By 2025, the world’s population will swell from 6.6 billion to 8 billion people. Climate simulations predict sustained drought for the American Midwest and giant swathes of farmland in Africa and Asia. Is mathematician Thomas Malthus’s 200-year-old prediction, that human growth will one day outpace agriculture, finally coming to pass? Advances in farming technology have kept us fed so far, but the planet’s resources are tapped.
The choice is clear—rethink how we grow food, or starve. Environmental scientist Dickson Despommier of Columbia University and other scientists propose a radical solution: Transplant farms into city skyscrapers. These towers would use soil-free hydroponic farming to slash demand for energy (they’ll be powered by a process that converts sewage into electricity) while producing more food. Farming skyward would also free up farmland for trees, which would help remove carbon dioxide from the atmosphere. Even better, vertical farms would grow food near where it would be eaten, thus cutting not only the cost but the emissions of transportation. If you include emissions from the oil burned to cultivate and ship crops and livestock in addition to, yes, methane from farm-animal flatulence, agriculture churns out nearly 14 percent of the world’s greenhouse-gas emissions.
You can’t buy vertically grown groceries just yet. Most urban farming efforts have been small-scale experiments run in neighborhood parks. Despommier’s vision is bigger: a $200-million, 30-story tower covering an entire city block, stuffed with enough fruit, vegetables and chickens to feed 50,000 people. “With waste in and food out, a vertical farm would be like a perpetual-motion machine that feeds a lot of people,” he says. Most of the technology already exists, he adds, and with some refining, the project could be up and running quickly if granted 0.25 percent of the subsidies paid to American farmers in the past decade—a piddling $500 million.
Despommier is advising investors in Abu Dhabi and South Korea who are considering vertical farms for new eco-cities. Seattle and Las Vegas are investigating similar, smaller concepts. Turn the page to explore the farm of the future, inspired by cutting-edge research from agricultural companies and scientists. With any luck, it will help repel the Malthusian catastrophe for another 200 years.
This automated “conveyor belt” system, conceptualized by
OrganiTech, an Israeli company that creates automated farming systems, takes aquaponics one step further.
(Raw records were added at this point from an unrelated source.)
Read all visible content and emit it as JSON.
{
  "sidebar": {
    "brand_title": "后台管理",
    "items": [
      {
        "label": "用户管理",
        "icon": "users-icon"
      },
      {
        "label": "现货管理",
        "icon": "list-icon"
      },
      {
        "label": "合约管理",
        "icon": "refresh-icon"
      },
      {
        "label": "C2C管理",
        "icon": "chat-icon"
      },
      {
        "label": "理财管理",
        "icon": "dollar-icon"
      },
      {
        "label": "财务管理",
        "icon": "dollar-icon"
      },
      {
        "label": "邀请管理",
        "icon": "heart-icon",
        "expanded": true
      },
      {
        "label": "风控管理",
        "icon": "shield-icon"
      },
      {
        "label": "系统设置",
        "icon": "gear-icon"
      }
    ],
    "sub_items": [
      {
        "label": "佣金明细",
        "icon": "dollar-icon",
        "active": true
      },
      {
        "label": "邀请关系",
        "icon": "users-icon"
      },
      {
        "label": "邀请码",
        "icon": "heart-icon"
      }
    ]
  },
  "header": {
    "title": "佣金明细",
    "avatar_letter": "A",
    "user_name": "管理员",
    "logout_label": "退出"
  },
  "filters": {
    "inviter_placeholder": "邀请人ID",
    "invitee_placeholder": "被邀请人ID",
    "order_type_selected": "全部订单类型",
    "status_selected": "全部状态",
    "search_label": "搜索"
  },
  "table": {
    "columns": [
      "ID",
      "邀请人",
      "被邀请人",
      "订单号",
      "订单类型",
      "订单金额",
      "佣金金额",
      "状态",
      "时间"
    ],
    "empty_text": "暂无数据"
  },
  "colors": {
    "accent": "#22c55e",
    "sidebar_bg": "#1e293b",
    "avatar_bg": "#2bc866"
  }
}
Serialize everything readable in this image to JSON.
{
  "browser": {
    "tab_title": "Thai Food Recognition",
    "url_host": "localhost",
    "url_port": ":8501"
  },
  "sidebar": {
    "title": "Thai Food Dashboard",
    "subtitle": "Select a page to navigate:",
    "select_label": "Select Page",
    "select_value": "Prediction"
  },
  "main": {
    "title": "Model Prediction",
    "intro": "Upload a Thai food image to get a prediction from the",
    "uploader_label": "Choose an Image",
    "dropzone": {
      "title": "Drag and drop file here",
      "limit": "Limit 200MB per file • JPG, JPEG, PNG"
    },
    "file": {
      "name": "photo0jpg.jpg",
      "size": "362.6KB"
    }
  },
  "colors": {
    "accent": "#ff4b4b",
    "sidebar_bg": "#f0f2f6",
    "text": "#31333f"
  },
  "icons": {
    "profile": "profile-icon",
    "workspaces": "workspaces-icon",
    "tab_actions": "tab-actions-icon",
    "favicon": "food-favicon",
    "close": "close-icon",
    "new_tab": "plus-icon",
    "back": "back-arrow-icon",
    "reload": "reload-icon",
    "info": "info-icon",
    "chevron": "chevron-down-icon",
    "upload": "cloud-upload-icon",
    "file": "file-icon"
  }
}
The tank’s slow current carries floating trays of plants  past nutrient dispensers  and, by the end of the weeks-long trip, the plants are ready for harvest. Below them swim high-protein tilapia , whose ammonia-laden waste sinks to a gravel bed , where bacteria convert it to nitrogen. The system pumps this nitrogen-rich water to the plants, which consume the nitrogen and return clean water to the fish.
But not all plants respond well to hydroponic methods. Some, such as potatoes and citrus trees, need to set root in a semisolid medium, like soil or coconut fiber. The design here, by the Canadian company Omega Garden, does just that. In this Ferris-wheel-like growing system, plants grow in porous, vermiculite-stone-filled trays  arranged in a cylindrical cart  that rotates to periodically dip each row of plants in a nutrient trough .
Five amazing, clean technologies that will set us free, in this month's energy-focused issue. Also: how to build a better bomb detector, the robotic toys that are raising your children, a human catapult, the world's smallest arcade, and much more.